"The Idaho Story" was told through a series of 21 episodes acted out by volunteers of all ages. The program explains: "The characters and events of this production are taken from Actual Historical data compiled by the committee. Some modifications have been made in the building of Dramatic Unity. All rights are reserved, and no portion of this production, or its script may be used without the consent of the Producers, John B. Rogers Producing Co., Fostoria, Ohio."
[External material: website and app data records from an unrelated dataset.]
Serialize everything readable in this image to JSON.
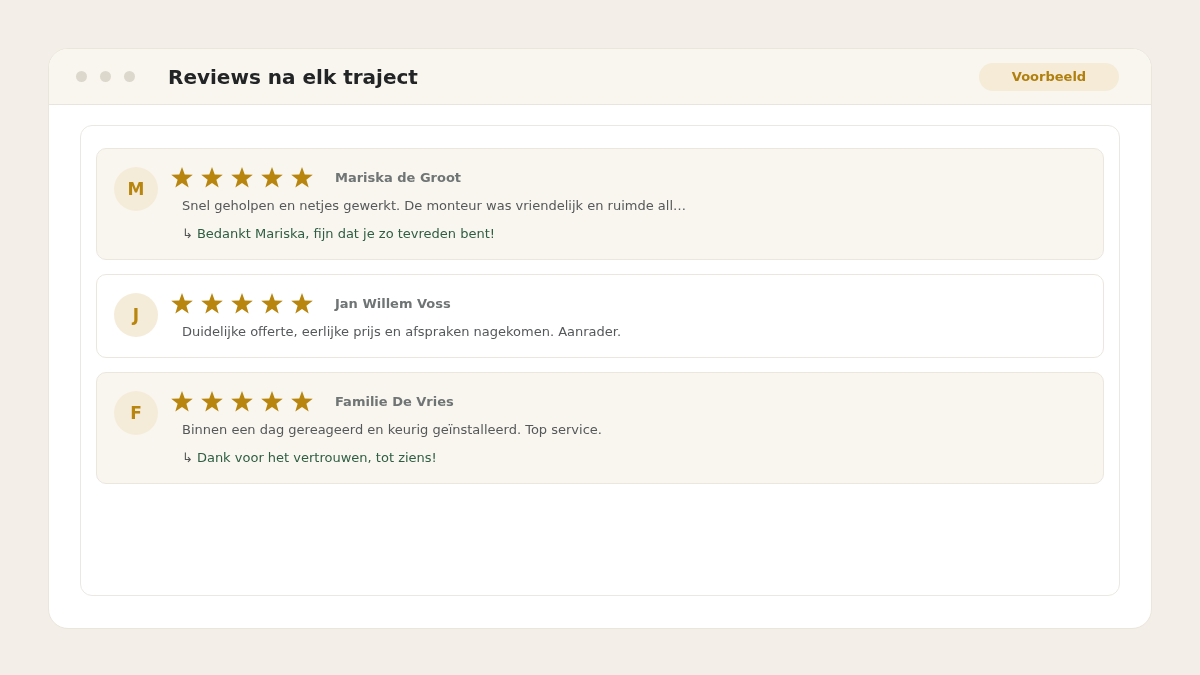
{
  "window": {
    "title": "Reviews na elk traject",
    "badge": "Voorbeeld"
  },
  "reviews": [
    {
      "initial": "M",
      "stars": 5,
      "name": "Mariska de Groot",
      "text": "Snel geholpen en netjes gewerkt. De monteur was vriendelijk en ruimde all…",
      "highlighted": true,
      "reply_marker": "↳",
      "reply": "Bedankt Mariska, fijn dat je zo tevreden bent!"
    },
    {
      "initial": "J",
      "stars": 5,
      "name": "Jan Willem Voss",
      "text": "Duidelijke offerte, eerlijke prijs en afspraken nagekomen. Aanrader.",
      "highlighted": false
    },
    {
      "initial": "F",
      "stars": 5,
      "name": "Familie De Vries",
      "text": "Binnen een dag gereageerd en keurig geïnstalleerd. Top service.",
      "highlighted": true,
      "reply_marker": "↳",
      "reply": "Dank voor het vertrouwen, tot ziens!"
    }
  ]
}
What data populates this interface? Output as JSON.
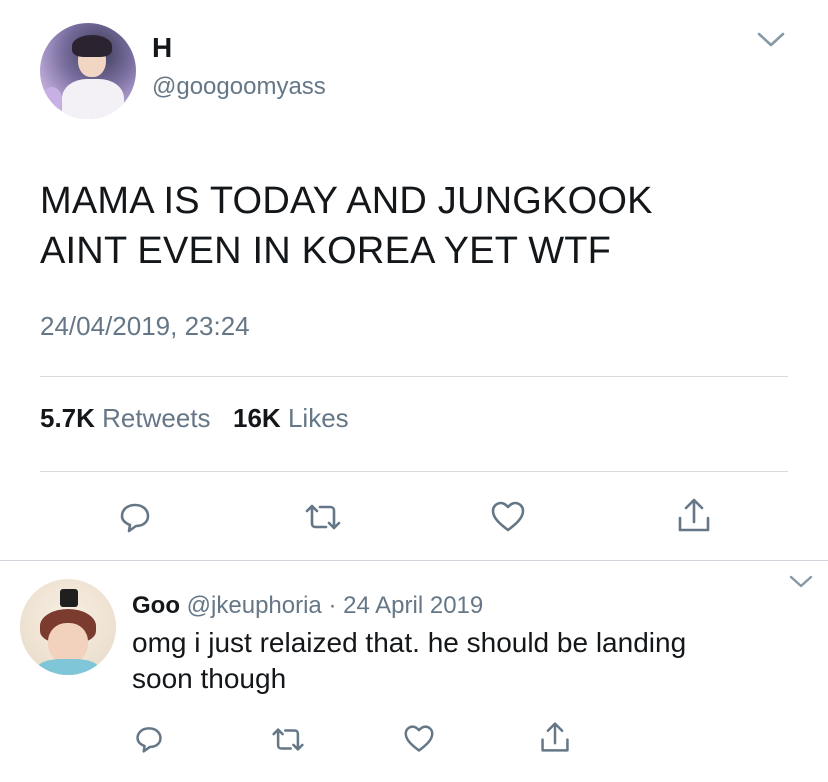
{
  "tweet": {
    "display_name": "H",
    "handle": "@googoomyass",
    "text_line1": "MAMA IS TODAY AND JUNGKOOK",
    "text_line2": "AINT EVEN IN KOREA YET WTF",
    "timestamp": "24/04/2019, 23:24",
    "retweets_count": "5.7K",
    "retweets_label": "Retweets",
    "likes_count": "16K",
    "likes_label": "Likes"
  },
  "reply": {
    "display_name": "Goo",
    "handle": "@jkeuphoria",
    "separator": "·",
    "date": "24 April 2019",
    "text_line1": "omg i just relaized that. he should be landing",
    "text_line2": "soon though"
  },
  "icons": {
    "more": "chevron-down-icon",
    "reply": "reply-bubble-icon",
    "retweet": "retweet-icon",
    "like": "heart-icon",
    "share": "share-icon"
  },
  "colors": {
    "text": "#14171a",
    "secondary": "#657786",
    "divider": "#d6dbdf"
  }
}
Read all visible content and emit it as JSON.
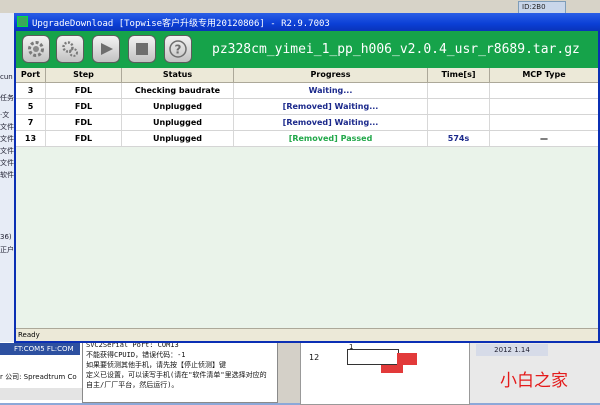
{
  "window": {
    "title": "UpgradeDownload [Topwise客户升级专用20120806] - R2.9.7003"
  },
  "toolbar": {
    "buttons": [
      {
        "name": "settings",
        "icon": "gear-icon"
      },
      {
        "name": "options",
        "icon": "cogs-icon"
      },
      {
        "name": "start",
        "icon": "play-icon"
      },
      {
        "name": "stop",
        "icon": "stop-icon"
      },
      {
        "name": "help",
        "icon": "question-icon"
      }
    ],
    "file_name": "pz328cm_yimei_1_pp_h006_v2.0.4_usr_r8689.tar.gz"
  },
  "table": {
    "columns": [
      "Port",
      "Step",
      "Status",
      "Progress",
      "Time[s]",
      "MCP Type"
    ],
    "rows": [
      {
        "port": "3",
        "step": "FDL",
        "status": "Checking baudrate",
        "progress": "Waiting...",
        "time": "",
        "mcp": ""
      },
      {
        "port": "5",
        "step": "FDL",
        "status": "Unplugged",
        "progress": "[Removed] Waiting...",
        "time": "",
        "mcp": ""
      },
      {
        "port": "7",
        "step": "FDL",
        "status": "Unplugged",
        "progress": "[Removed] Waiting...",
        "time": "",
        "mcp": ""
      },
      {
        "port": "13",
        "step": "FDL",
        "status": "Unplugged",
        "progress": "[Removed] Passed",
        "time": "574s",
        "mcp": "—"
      }
    ]
  },
  "statusbar": {
    "text": "Ready"
  },
  "background": {
    "tab_label": "ID:2B0",
    "strip_text": "FT:COM5 FL:COM",
    "company_text": "r 公司: Spreadtrum Co",
    "log_lines": [
      "SVC2Serial Port: COM13",
      "不能获得CPUID，错误代码：-1",
      "如果要侦测其他手机，请先按【停止侦测】键",
      "定义已设置，可以读写手机(请在\"软件清单\"里选择对应的",
      "自主/厂厂平台，然后运行)。"
    ],
    "schematic_labels": [
      "12",
      "1"
    ],
    "date_text": "2012 1.14",
    "left_labels": [
      "cun",
      "任务",
      "·文",
      "文件",
      "文件",
      "文件",
      "文件",
      "软件",
      "36)",
      "正户"
    ],
    "watermark": "小白之家"
  },
  "colors": {
    "titlebar": "#0b3fd6",
    "toolbar": "#16a34a",
    "waiting_text": "#1c2a8c",
    "passed_text": "#22a84a",
    "time_text": "#1c2a8c"
  }
}
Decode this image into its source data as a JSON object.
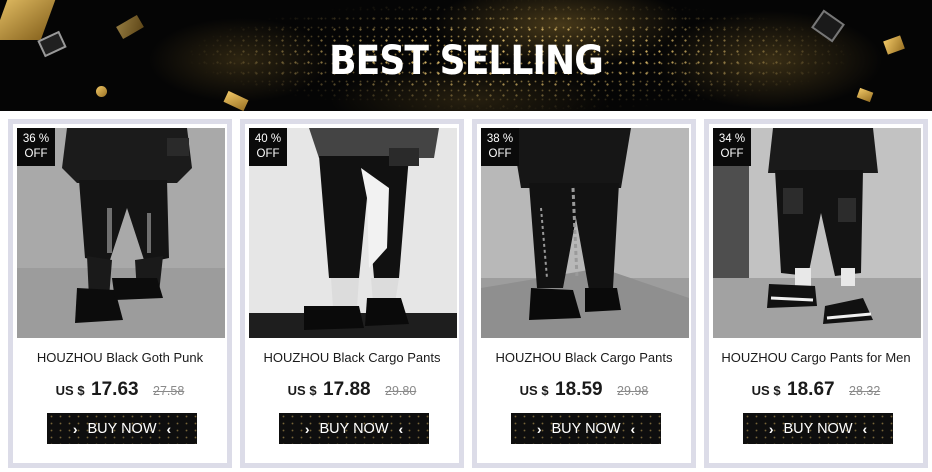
{
  "banner": {
    "title": "BEST SELLING"
  },
  "products": [
    {
      "discount_value": "36",
      "discount_unit": "%",
      "discount_label": "OFF",
      "title": "HOUZHOU Black Goth Punk",
      "currency": "US $",
      "price": "17.63",
      "old_price": "27.58",
      "button": "BUY NOW"
    },
    {
      "discount_value": "40",
      "discount_unit": "%",
      "discount_label": "OFF",
      "title": "HOUZHOU Black Cargo Pants",
      "currency": "US $",
      "price": "17.88",
      "old_price": "29.80",
      "button": "BUY NOW"
    },
    {
      "discount_value": "38",
      "discount_unit": "%",
      "discount_label": "OFF",
      "title": "HOUZHOU Black Cargo Pants",
      "currency": "US $",
      "price": "18.59",
      "old_price": "29.98",
      "button": "BUY NOW"
    },
    {
      "discount_value": "34",
      "discount_unit": "%",
      "discount_label": "OFF",
      "title": "HOUZHOU Cargo Pants for Men",
      "currency": "US $",
      "price": "18.67",
      "old_price": "28.32",
      "button": "BUY NOW"
    }
  ],
  "icons": {
    "button_left": "chevron-right-icon",
    "button_right": "chevron-left-icon"
  },
  "colors": {
    "banner_bg": "#050505",
    "gold": "#d8b060",
    "card_border": "#dcdce8",
    "button_bg": "#0e0e0e"
  }
}
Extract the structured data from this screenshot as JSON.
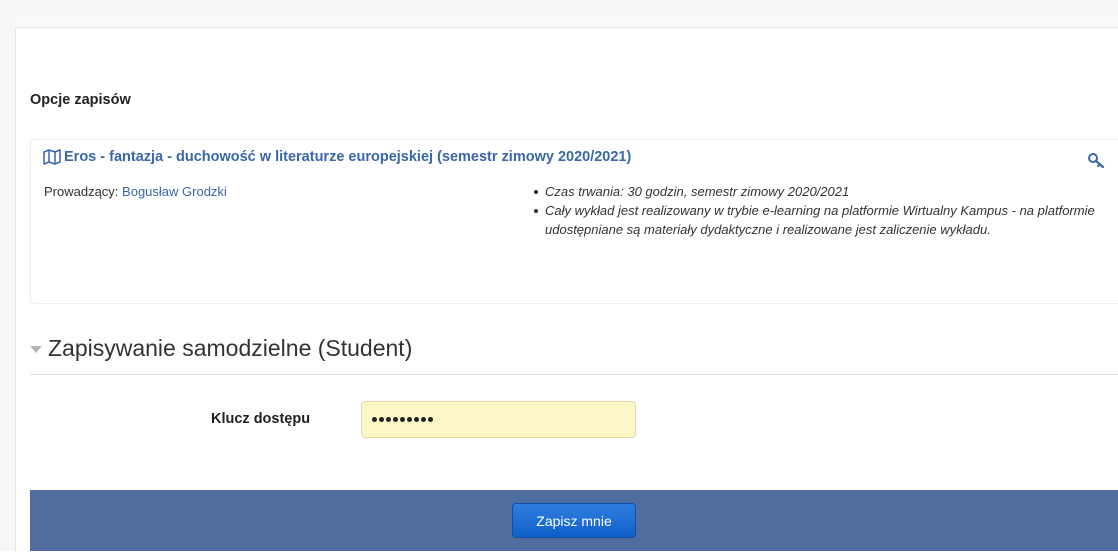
{
  "page": {
    "section_heading": "Opcje zapisów"
  },
  "course": {
    "title": "Eros - fantazja - duchowość w literaturze europejskiej (semestr zimowy 2020/2021)",
    "teacher_label": "Prowadzący:",
    "teacher_name": "Bogusław Grodzki",
    "summary": [
      "Czas trwania: 30 godzin, semestr zimowy 2020/2021",
      "Cały wykład jest realizowany w trybie e-learning na platformie Wirtualny Kampus - na platformie udostępniane są materiały dydaktyczne i realizowane jest zaliczenie wykładu."
    ],
    "icons": [
      "map-icon",
      "key-icon"
    ]
  },
  "enrol": {
    "legend": "Zapisywanie samodzielne (Student)",
    "key_label": "Klucz dostępu",
    "key_masked_length": 9,
    "submit_label": "Zapisz mnie"
  },
  "colors": {
    "link": "#3a67a8",
    "footer_bar": "#4f6e9f",
    "button": "#1a6ad6",
    "input_bg": "#fdf6c6"
  }
}
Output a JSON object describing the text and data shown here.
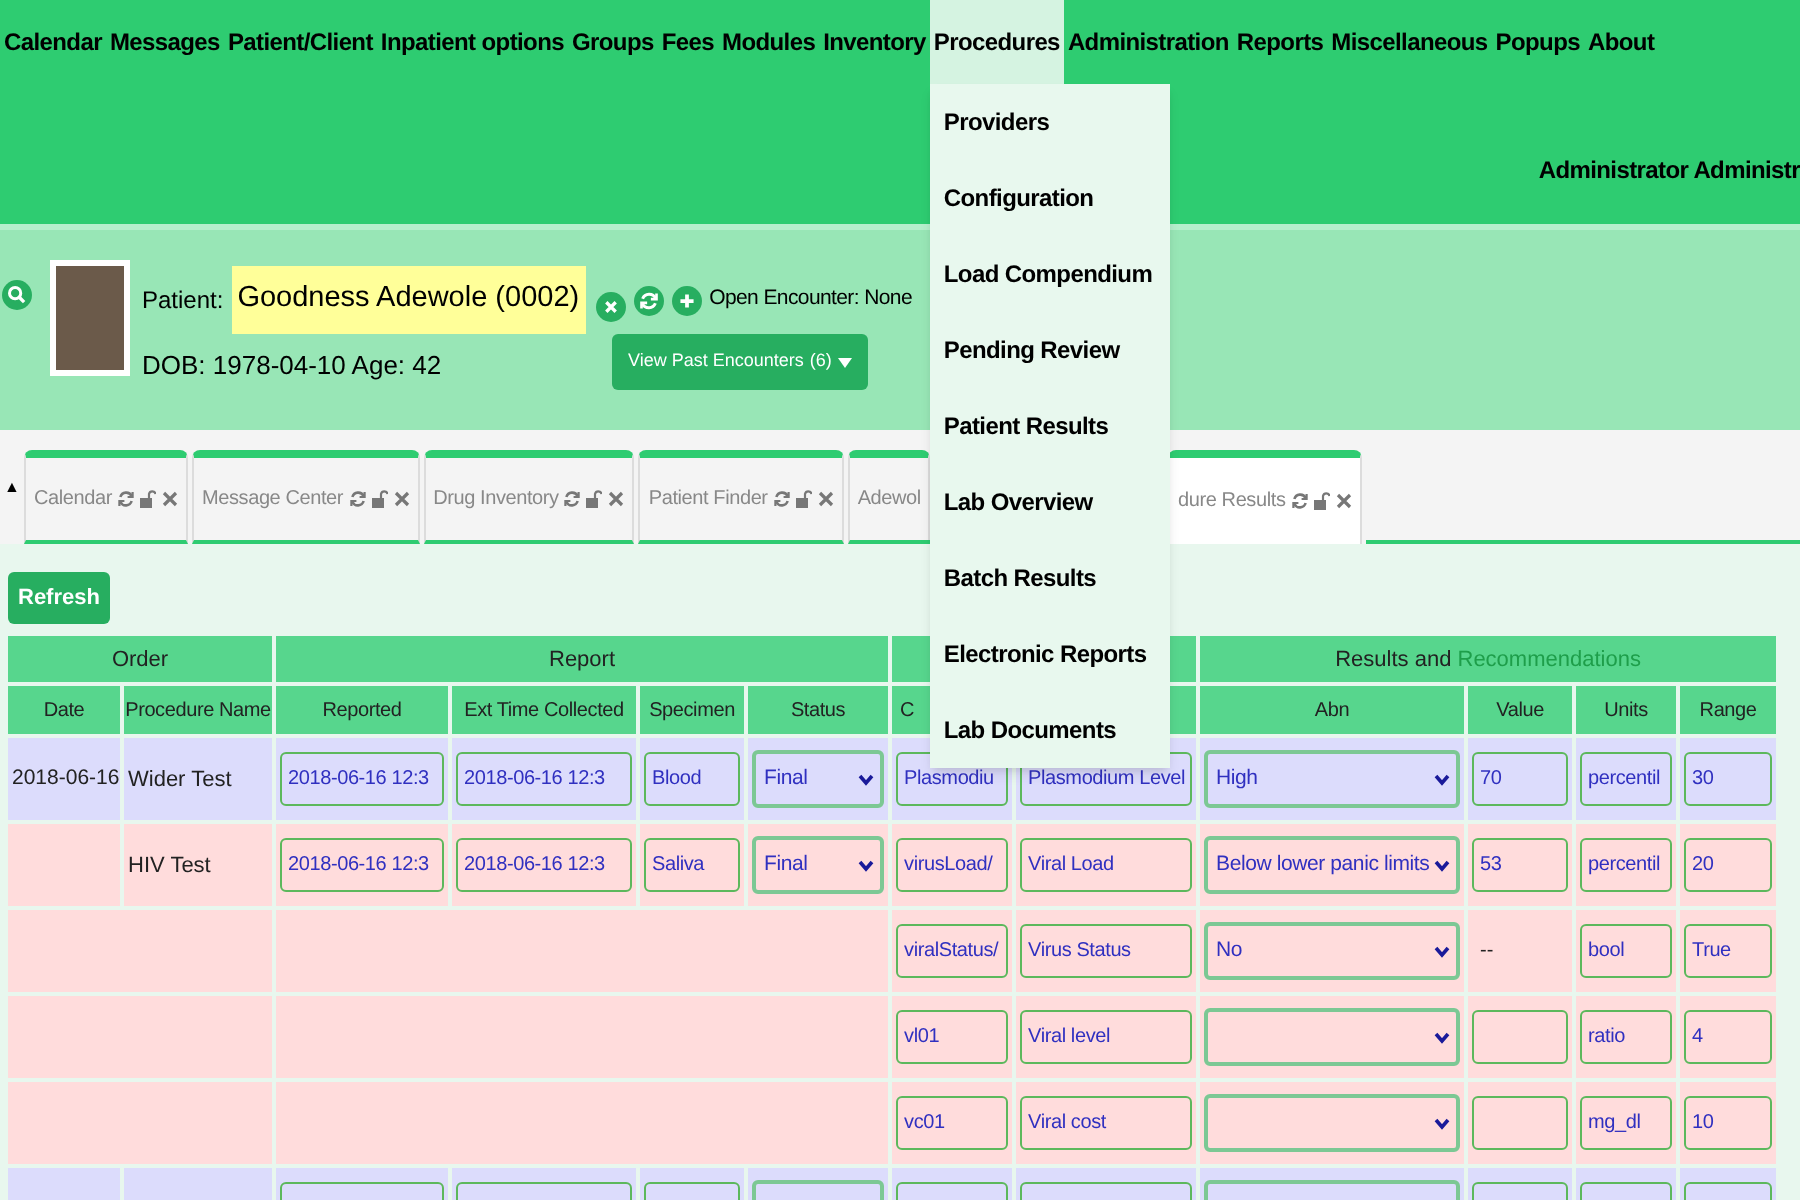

The episodes portrayed were: "The Prologue; The Frontiersman Greets You; The Redman; Westward Ho!; The Ward Massacre; Gold!! Gold!! Gold!!; Lincoln Signs the Idaho Bill; Establishment of Fort Boise and Boise City; The Seventh Day; The Iron Horse; Statehood; Gay Nineties; The Haywood Trial; The Lifeblood of Idaho; World War I Turbulent Times; The Roaring Twenties; Depression Years; A Siege for Freedom; You and the Last 17 Years; The Beginning or the End!!; To the Future." The cast of each episode is listed in the program, and I'm sure many of you reading this column must have been there as children perhaps a hundred or more of you.
This incredibly complicated pageant was repeated six times during the week surely a logistical challenge with the hundreds of people involved, and it must have required at least a few rehearsals.
Elsewhere across the state other towns, counties, and organizations celebrated Idaho's Territorial Centennial in their own way. Many issued commemorative bronze or silver medals and tokens featuring their own special events, including Weiser's Old Time Fiddlers Festival; Parma's Old Fort Boise Days; Ketchum's Wagon Days, and the Coeur D'Alene Mission. Bonners Ferry had a token, and Grangeville came up with a "wooden nickel." Commercial products ranged from a foot-high ceramic Jim Beam whisky decanter to a Scripto lighter, and a .22 caliber pearl handled Colt revolver. A Centennial post card featured portraits of William H. Wallace, Idaho's first governor, and Robert E. Smylie, the incumbent governor. The message, spelled out in gold coins, read "Gold Made Idaho."
Greetings to all of you who took part in that grand Centennial Celebration of 1963.
Arthur Hart writes this column on Idaho history for the Idaho Statesman each Sunday. Email firstname.lastname@example.org.